§ **TASK DESCRIPTION**: As the answer, give a copy of each line below that includes the word "Empleado".

§ **STORED DATA**:
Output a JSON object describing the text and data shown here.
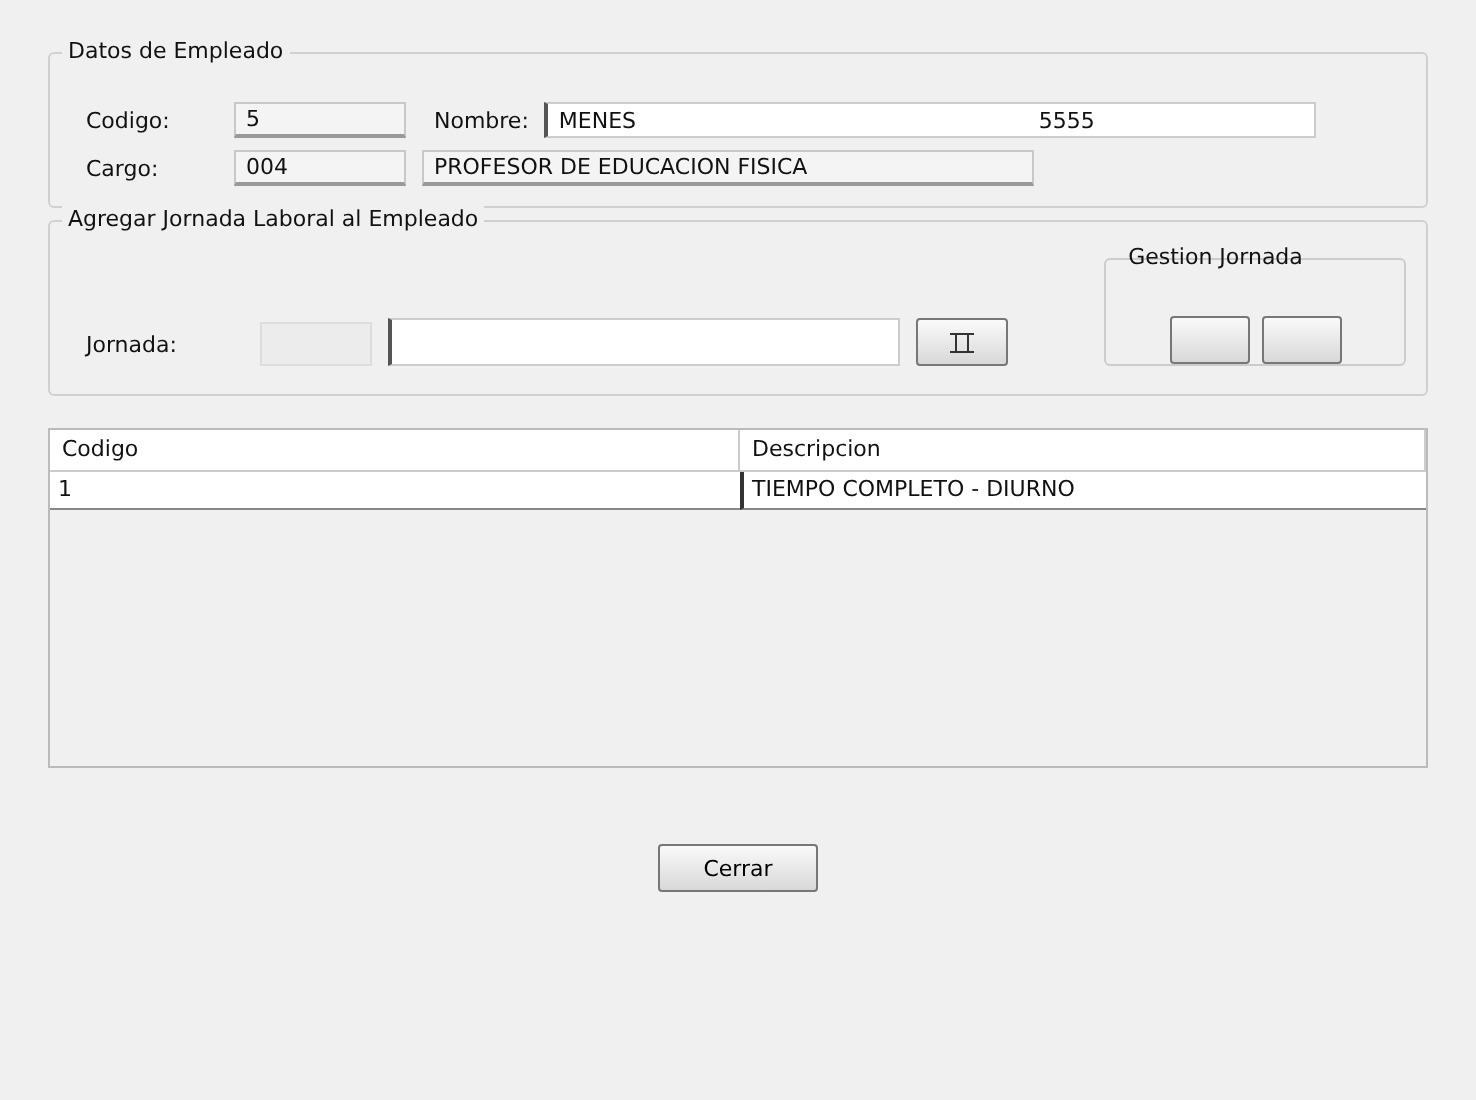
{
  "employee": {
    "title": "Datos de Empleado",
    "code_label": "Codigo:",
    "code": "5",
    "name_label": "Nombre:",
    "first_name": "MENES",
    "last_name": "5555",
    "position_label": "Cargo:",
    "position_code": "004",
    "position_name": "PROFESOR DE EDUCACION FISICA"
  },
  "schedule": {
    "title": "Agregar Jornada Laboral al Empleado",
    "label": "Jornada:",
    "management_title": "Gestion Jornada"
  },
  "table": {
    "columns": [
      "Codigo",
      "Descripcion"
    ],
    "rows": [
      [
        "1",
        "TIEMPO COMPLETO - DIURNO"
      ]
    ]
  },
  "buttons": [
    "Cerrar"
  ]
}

§ **RESULT**:
    "title": "Datos de Empleado",
    "title": "Agregar Jornada Laboral al Empleado",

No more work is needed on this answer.